Accessibility was an important consideration when planning the new building: providing a wheelchair-accessible entrance to the building and to the exhibition rooms, making sure media stations and pulpit viewing cases were at a wheelchair-accessible height – these aspects were integrated into the plan from the beginning. We have a diverse and constantly expanding list of inclusive events for disabled visitors: accessibility is not a state, it’s a process that, in the end, benefits all visitors.
The complete skeleton from the mummy of an ox is on display in a small side room. It was gifted to the Bavarian Academy of Science in 1846. Because “Memphis” was given as its place of origin, it was first identified as an Apis bull; however, this was refuted by a scientific investigation in the 1980s. The documentation on the walls provides additional information on the Serapeum and the sacred bulls buried there.
Thanks to the wonders of modern technology, the Media Station’s three oversized screens offer a lot of information from all areas of Egyptian culture on the subjects of the “Provenance”, “Uses” and “Production” for the different materials. Like the exhibition itself, this interactive experience is sorted according to the different materials: clay, faience, stone, metal, wood and other organic materials.
The immutable nature of gold fuelled the belief that it was the material of the flesh of the gods. In order to guarantee that mortals – especially the King – would remain unchanged for eternity, coffins and other funerary equipment were made out of gold or gilded. Since silver needed to be imported from the Near East and the Aegean, it was originally (in the Old Kingdom) considered more precious than gold. Later, gold became more valuable, with a ratio of 2:1 in the New Kingdom and 10:1 in the Ptolemaic Period.
During the Pharaonic Period, Egypt was relatively barren of timber, meaning that wood was often re-used and statues and coffins pegged together out of many smaller pieces. Wooden objects were precious and reserved for the upper class. Trees, such as sycamores, tamarisks, acacias and various palm trees, mostly grew in gardens. Additionally, woods such as cedar from the Lebanon or ebony from Central Africa were imported in large quantities. The greatest demand for wood came from shipwrights. In construction, wood was used for individual pieces such as columns or architraves in private houses or for shrines and baldachins.

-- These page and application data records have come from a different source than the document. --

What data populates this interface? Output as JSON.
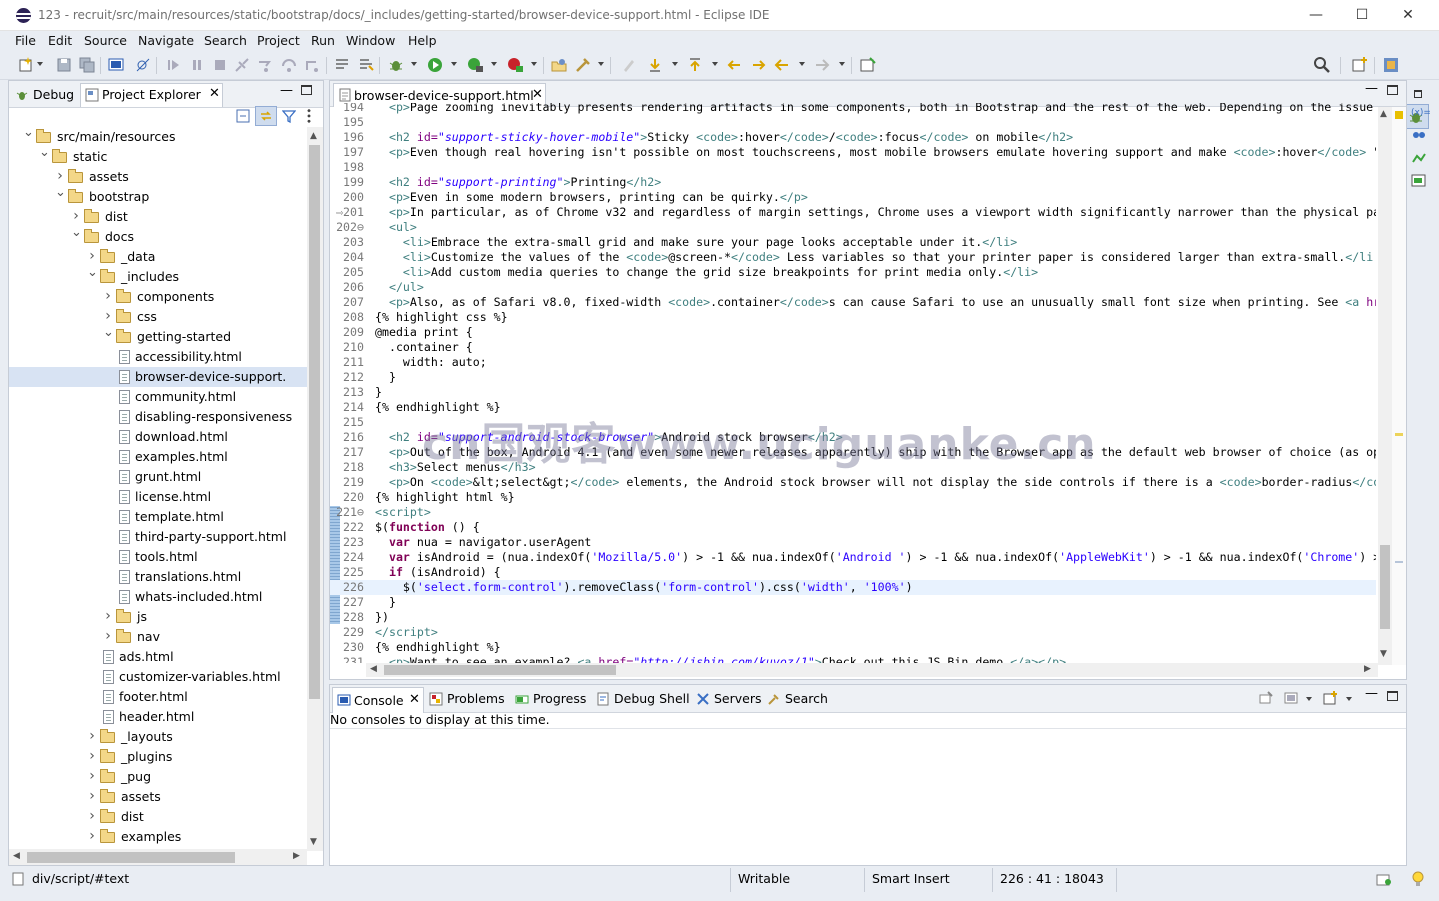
{
  "window": {
    "title": "123 - recruit/src/main/resources/static/bootstrap/docs/_includes/getting-started/browser-device-support.html - Eclipse IDE",
    "minimize": "—",
    "maximize": "☐",
    "close": "✕"
  },
  "menu": [
    "File",
    "Edit",
    "Source",
    "Navigate",
    "Search",
    "Project",
    "Run",
    "Window",
    "Help"
  ],
  "left_panel": {
    "tabs": [
      {
        "label": "Debug"
      },
      {
        "label": "Project Explorer"
      }
    ],
    "tree": [
      {
        "label": "src/main/resources",
        "type": "folder",
        "depth": 1,
        "open": true
      },
      {
        "label": "static",
        "type": "folder",
        "depth": 2,
        "open": true
      },
      {
        "label": "assets",
        "type": "folder",
        "depth": 3,
        "open": false
      },
      {
        "label": "bootstrap",
        "type": "folder",
        "depth": 3,
        "open": true
      },
      {
        "label": "dist",
        "type": "folder",
        "depth": 4,
        "open": false
      },
      {
        "label": "docs",
        "type": "folder",
        "depth": 4,
        "open": true
      },
      {
        "label": "_data",
        "type": "folder",
        "depth": 5,
        "open": false
      },
      {
        "label": "_includes",
        "type": "folder",
        "depth": 5,
        "open": true
      },
      {
        "label": "components",
        "type": "folder",
        "depth": 6,
        "open": false
      },
      {
        "label": "css",
        "type": "folder",
        "depth": 6,
        "open": false
      },
      {
        "label": "getting-started",
        "type": "folder",
        "depth": 6,
        "open": true
      },
      {
        "label": "accessibility.html",
        "type": "file",
        "depth": 7
      },
      {
        "label": "browser-device-support.",
        "type": "file",
        "depth": 7,
        "selected": true
      },
      {
        "label": "community.html",
        "type": "file",
        "depth": 7
      },
      {
        "label": "disabling-responsiveness",
        "type": "file",
        "depth": 7
      },
      {
        "label": "download.html",
        "type": "file",
        "depth": 7
      },
      {
        "label": "examples.html",
        "type": "file",
        "depth": 7
      },
      {
        "label": "grunt.html",
        "type": "file",
        "depth": 7
      },
      {
        "label": "license.html",
        "type": "file",
        "depth": 7
      },
      {
        "label": "template.html",
        "type": "file",
        "depth": 7
      },
      {
        "label": "third-party-support.html",
        "type": "file",
        "depth": 7
      },
      {
        "label": "tools.html",
        "type": "file",
        "depth": 7
      },
      {
        "label": "translations.html",
        "type": "file",
        "depth": 7
      },
      {
        "label": "whats-included.html",
        "type": "file",
        "depth": 7
      },
      {
        "label": "js",
        "type": "folder",
        "depth": 6,
        "open": false
      },
      {
        "label": "nav",
        "type": "folder",
        "depth": 6,
        "open": false
      },
      {
        "label": "ads.html",
        "type": "file",
        "depth": 6
      },
      {
        "label": "customizer-variables.html",
        "type": "file",
        "depth": 6
      },
      {
        "label": "footer.html",
        "type": "file",
        "depth": 6
      },
      {
        "label": "header.html",
        "type": "file",
        "depth": 6
      },
      {
        "label": "_layouts",
        "type": "folder",
        "depth": 5,
        "open": false
      },
      {
        "label": "_plugins",
        "type": "folder",
        "depth": 5,
        "open": false
      },
      {
        "label": "_pug",
        "type": "folder",
        "depth": 5,
        "open": false
      },
      {
        "label": "assets",
        "type": "folder",
        "depth": 5,
        "open": false
      },
      {
        "label": "dist",
        "type": "folder",
        "depth": 5,
        "open": false
      },
      {
        "label": "examples",
        "type": "folder",
        "depth": 5,
        "open": false
      }
    ]
  },
  "editor": {
    "tab_label": "browser-device-support.html",
    "current_line": 226
  },
  "console": {
    "tabs": [
      {
        "label": "Console"
      },
      {
        "label": "Problems"
      },
      {
        "label": "Progress"
      },
      {
        "label": "Debug Shell"
      },
      {
        "label": "Servers"
      },
      {
        "label": "Search"
      }
    ],
    "message": "No consoles to display at this time."
  },
  "status": {
    "path": "div/script/#text",
    "mode": "Writable",
    "insert": "Smart Insert",
    "position": "226 : 41 : 18043"
  },
  "watermark": "cn国观客www.uciguanke.cn",
  "colors": {
    "tag": "#3f7f7f",
    "attr": "#7f007f",
    "string": "#2a00ff",
    "keyword": "#7f0055"
  }
}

Unlike the individual presentation of the masterpiece objects on the outside of the exhibition block, the inside banks on numbers: some 700 objects in large, open exhibition cases, sorted according to material (clay, faience, stone, metal and organic materials such as wood and papyrus) illustrate their variety. Different types of objects show the uses they were put to, while unfinished pieces and tools describe the work process in creating them.

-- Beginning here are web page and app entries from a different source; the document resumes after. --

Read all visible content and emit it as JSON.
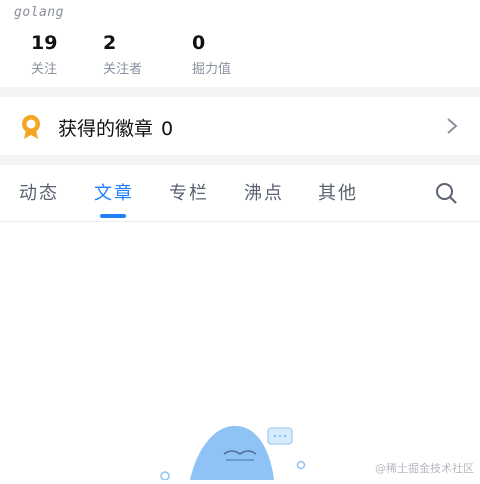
{
  "profile": {
    "username": "golang"
  },
  "stats": [
    {
      "value": "19",
      "label": "关注"
    },
    {
      "value": "2",
      "label": "关注者"
    },
    {
      "value": "0",
      "label": "掘力值"
    }
  ],
  "badges": {
    "label": "获得的徽章",
    "count": "0"
  },
  "tabs": [
    {
      "label": "动态"
    },
    {
      "label": "文章"
    },
    {
      "label": "专栏"
    },
    {
      "label": "沸点"
    },
    {
      "label": "其他"
    }
  ],
  "active_tab": "文章",
  "watermark": "@稀土掘金技术社区",
  "colors": {
    "accent": "#1e80ff",
    "badge": "#f5a623",
    "empty_illustration": "#8fc3f5"
  },
  "icons": [
    "badge-medal-icon",
    "chevron-right-icon",
    "search-icon"
  ]
}
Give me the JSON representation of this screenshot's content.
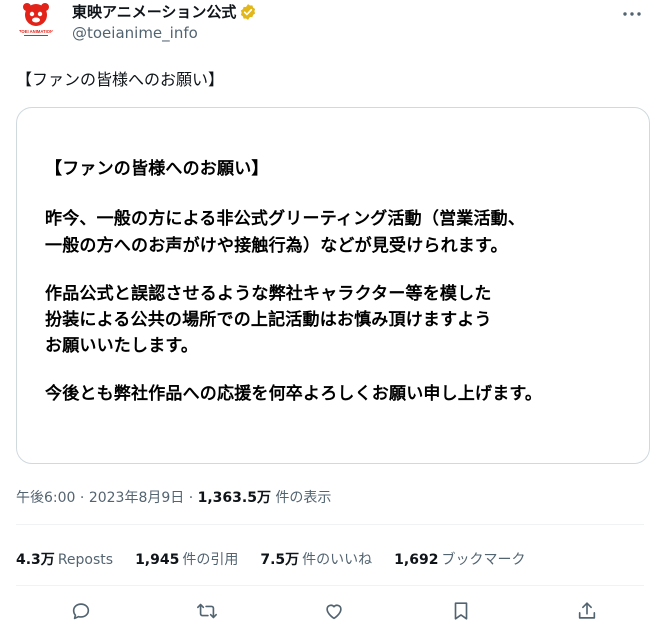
{
  "account": {
    "display_name": "東映アニメーション公式",
    "handle": "@toeianime_info",
    "avatar_text": "TOEI ANIMATION"
  },
  "tweet": {
    "text": "【ファンの皆様へのお願い】"
  },
  "media": {
    "lines": [
      "【ファンの皆様へのお願い】",
      "昨今、一般の方による非公式グリーティング活動（営業活動、",
      "一般の方へのお声がけや接触行為）などが見受けられます。",
      "作品公式と誤認させるような弊社キャラクター等を模した",
      "扮装による公共の場所での上記活動はお慎み頂けますよう",
      "お願いいたします。",
      "今後とも弊社作品への応援を何卒よろしくお願い申し上げます。"
    ]
  },
  "meta": {
    "time": "午後6:00",
    "date": "2023年8月9日",
    "views_count": "1,363.5万",
    "views_label": "件の表示",
    "separator": "·"
  },
  "stats": [
    {
      "num": "4.3万",
      "label": "Reposts"
    },
    {
      "num": "1,945",
      "label": "件の引用"
    },
    {
      "num": "7.5万",
      "label": "件のいいね"
    },
    {
      "num": "1,692",
      "label": "ブックマーク"
    }
  ],
  "colors": {
    "verified_badge": "#e2b719",
    "avatar_red": "#e2231a",
    "secondary_text": "#536471",
    "border": "#cfd9de"
  },
  "icons": [
    "reply-icon",
    "repost-icon",
    "like-icon",
    "bookmark-icon",
    "share-icon",
    "more-icon",
    "verified-badge-icon"
  ]
}
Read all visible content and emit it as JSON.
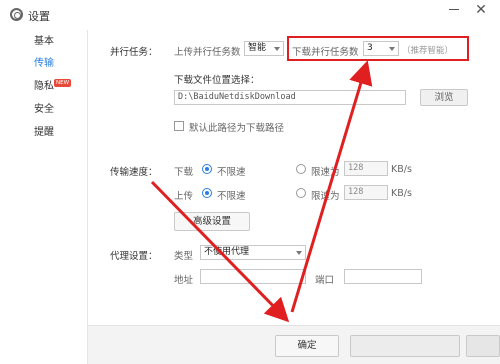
{
  "window": {
    "title": "设置"
  },
  "sidebar": {
    "items": [
      {
        "label": "基本"
      },
      {
        "label": "传输"
      },
      {
        "label": "隐私"
      },
      {
        "label": "安全"
      },
      {
        "label": "提醒"
      }
    ],
    "new_badge": "NEW",
    "active_index": 1
  },
  "parallel": {
    "section_label": "并行任务：",
    "upload_label": "上传并行任务数",
    "upload_value": "智能",
    "download_label": "下载并行任务数",
    "download_value": "3",
    "recommend": "（推荐智能）"
  },
  "download_location": {
    "label": "下载文件位置选择：",
    "path": "D:\\BaiduNetdiskDownload",
    "browse": "浏览",
    "default_checkbox": "默认此路径为下载路径",
    "default_checked": false
  },
  "speed": {
    "section_label": "传输速度：",
    "download_label": "下载",
    "upload_label": "上传",
    "unlimited": "不限速",
    "limit_to": "限速为",
    "download_limit": "128",
    "upload_limit": "128",
    "unit": "KB/s",
    "advanced": "高级设置"
  },
  "proxy": {
    "section_label": "代理设置：",
    "type_label": "类型",
    "type_value": "不使用代理",
    "address_label": "地址",
    "port_label": "端口",
    "address_value": "",
    "port_value": ""
  },
  "footer": {
    "ok": "确定"
  },
  "colors": {
    "accent": "#2a7fe0",
    "annotation": "#e02020",
    "badge": "#e84a3a"
  }
}
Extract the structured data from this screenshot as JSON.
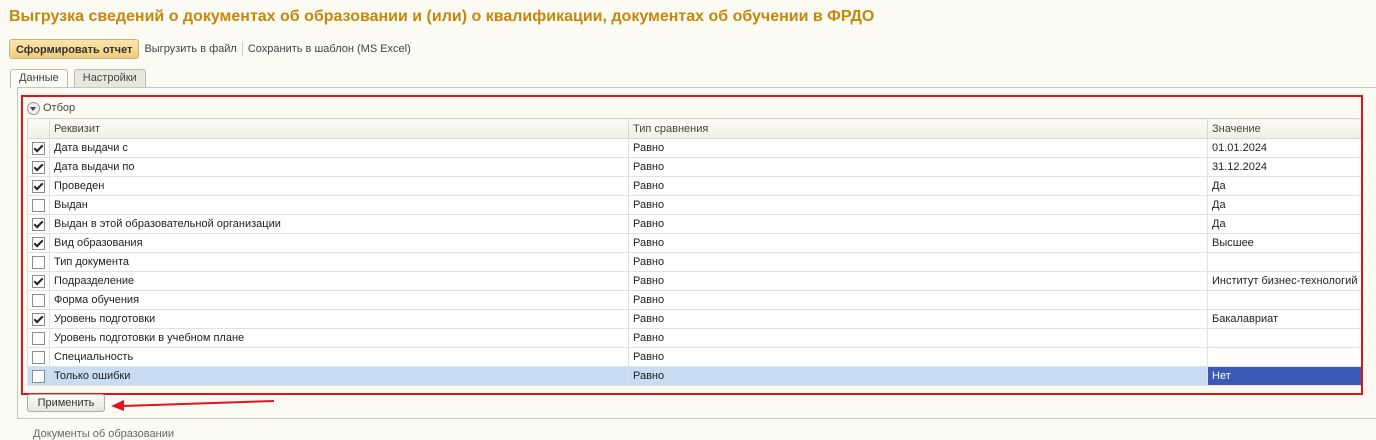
{
  "title": "Выгрузка сведений о документах об образовании и (или) о квалификации, документах об обучении в ФРДО",
  "toolbar": {
    "generate_label": "Сформировать отчет",
    "export_file_label": "Выгрузить в файл",
    "save_template_label": "Сохранить в шаблон (MS Excel)"
  },
  "tabs": [
    {
      "label": "Данные",
      "active": true
    },
    {
      "label": "Настройки",
      "active": false
    }
  ],
  "filter": {
    "title": "Отбор",
    "columns": [
      "Реквизит",
      "Тип сравнения",
      "Значение"
    ],
    "rows": [
      {
        "checked": true,
        "field": "Дата выдачи с",
        "comparison": "Равно",
        "value": "01.01.2024"
      },
      {
        "checked": true,
        "field": "Дата выдачи по",
        "comparison": "Равно",
        "value": "31.12.2024"
      },
      {
        "checked": true,
        "field": "Проведен",
        "comparison": "Равно",
        "value": "Да"
      },
      {
        "checked": false,
        "field": "Выдан",
        "comparison": "Равно",
        "value": "Да"
      },
      {
        "checked": true,
        "field": "Выдан в этой образовательной организации",
        "comparison": "Равно",
        "value": "Да"
      },
      {
        "checked": true,
        "field": "Вид образования",
        "comparison": "Равно",
        "value": "Высшее"
      },
      {
        "checked": false,
        "field": "Тип документа",
        "comparison": "Равно",
        "value": ""
      },
      {
        "checked": true,
        "field": "Подразделение",
        "comparison": "Равно",
        "value": "Институт бизнес-технологий"
      },
      {
        "checked": false,
        "field": "Форма обучения",
        "comparison": "Равно",
        "value": ""
      },
      {
        "checked": true,
        "field": "Уровень подготовки",
        "comparison": "Равно",
        "value": "Бакалавриат"
      },
      {
        "checked": false,
        "field": "Уровень подготовки в учебном плане",
        "comparison": "Равно",
        "value": ""
      },
      {
        "checked": false,
        "field": "Специальность",
        "comparison": "Равно",
        "value": ""
      },
      {
        "checked": false,
        "field": "Только ошибки",
        "comparison": "Равно",
        "value": "Нет",
        "selected": true
      }
    ]
  },
  "apply_label": "Применить",
  "bottom_text": "Документы об образовании",
  "colors": {
    "title": "#c8860a",
    "highlight": "#e0151b",
    "selected_row": "#c8dcf3",
    "current_cell": "#3b59b6"
  }
}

Three wall cases on one side of the room contain examples of faience and painted wall decoration. Tiles from the underground galleries of the Pyramid of Djoser in Sakkara imitate reed mats in a more durable material; preliminary sketches for a painting from the walls of a Theban tomb provide insight into the work process. Between them, foundation ceremonies, with their succession of rituals, are explained and foundation deposits from different periods can be seen.

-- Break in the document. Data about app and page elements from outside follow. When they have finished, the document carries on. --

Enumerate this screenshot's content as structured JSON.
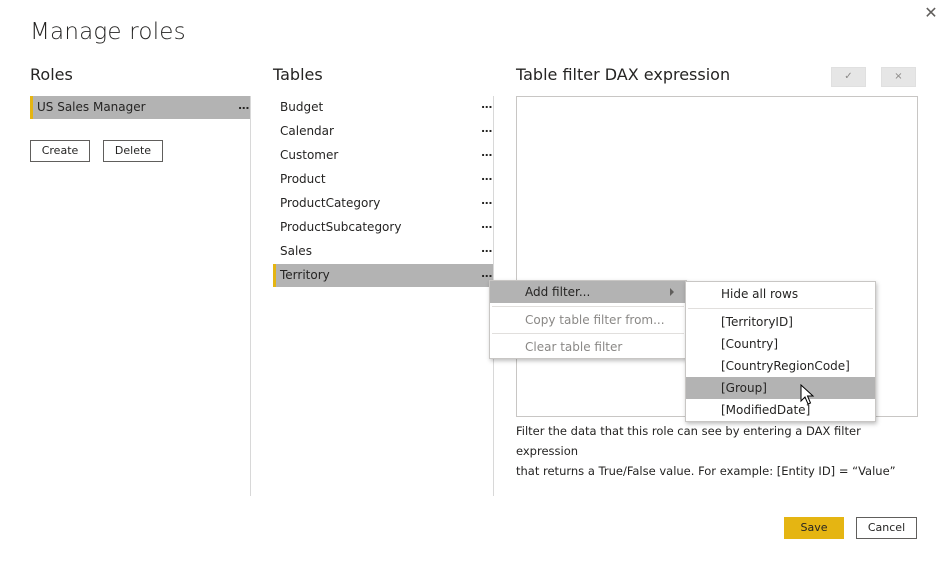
{
  "dialog": {
    "title": "Manage roles",
    "close_icon": "close-icon"
  },
  "roles": {
    "header": "Roles",
    "items": [
      {
        "label": "US Sales Manager",
        "selected": true,
        "more": "..."
      }
    ],
    "create_label": "Create",
    "delete_label": "Delete"
  },
  "tables": {
    "header": "Tables",
    "items": [
      {
        "label": "Budget",
        "more": "..."
      },
      {
        "label": "Calendar",
        "more": "..."
      },
      {
        "label": "Customer",
        "more": "..."
      },
      {
        "label": "Product",
        "more": "..."
      },
      {
        "label": "ProductCategory",
        "more": "..."
      },
      {
        "label": "ProductSubcategory",
        "more": "..."
      },
      {
        "label": "Sales",
        "more": "..."
      },
      {
        "label": "Territory",
        "more": "...",
        "selected": true
      }
    ]
  },
  "dax": {
    "header": "Table filter DAX expression",
    "confirm_icon": "checkmark-icon",
    "confirm_glyph": "✓",
    "cancel_icon": "close-icon",
    "cancel_glyph": "×",
    "expression": "",
    "help_line1": "Filter the data that this role can see by entering a DAX filter expression",
    "help_line2": "that returns a True/False value. For example: [Entity ID] = “Value”"
  },
  "context_menu": {
    "items": [
      {
        "label": "Add filter...",
        "enabled": true,
        "highlighted": true,
        "has_submenu": true
      },
      {
        "label": "Copy table filter from...",
        "enabled": false
      },
      {
        "label": "Clear table filter",
        "enabled": false
      }
    ]
  },
  "submenu": {
    "items": [
      {
        "label": "Hide all rows"
      },
      {
        "label": "[TerritoryID]"
      },
      {
        "label": "[Country]"
      },
      {
        "label": "[CountryRegionCode]"
      },
      {
        "label": "[Group]",
        "highlighted": true
      },
      {
        "label": "[ModifiedDate]"
      }
    ]
  },
  "footer": {
    "save_label": "Save",
    "cancel_label": "Cancel"
  },
  "colors": {
    "accent": "#e5b512",
    "selection": "#b3b3b3",
    "border": "#c8c6c4"
  }
}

Tall exhibition cases are arranged around the centre of the room to provide an enclosed space. On the outside, individual displays reminiscent of jewellers’ showcases highlight 20 masterpieces from all types of material, among them quite famous pieces such as the glass chalice of Thutmosis III., the gold signet ring of Ramses II., the small faience hippopotami of the Middle Kingdom, a curved sword with gold inlays and the head of red jasper, an acquisition of the Friends of the Museum.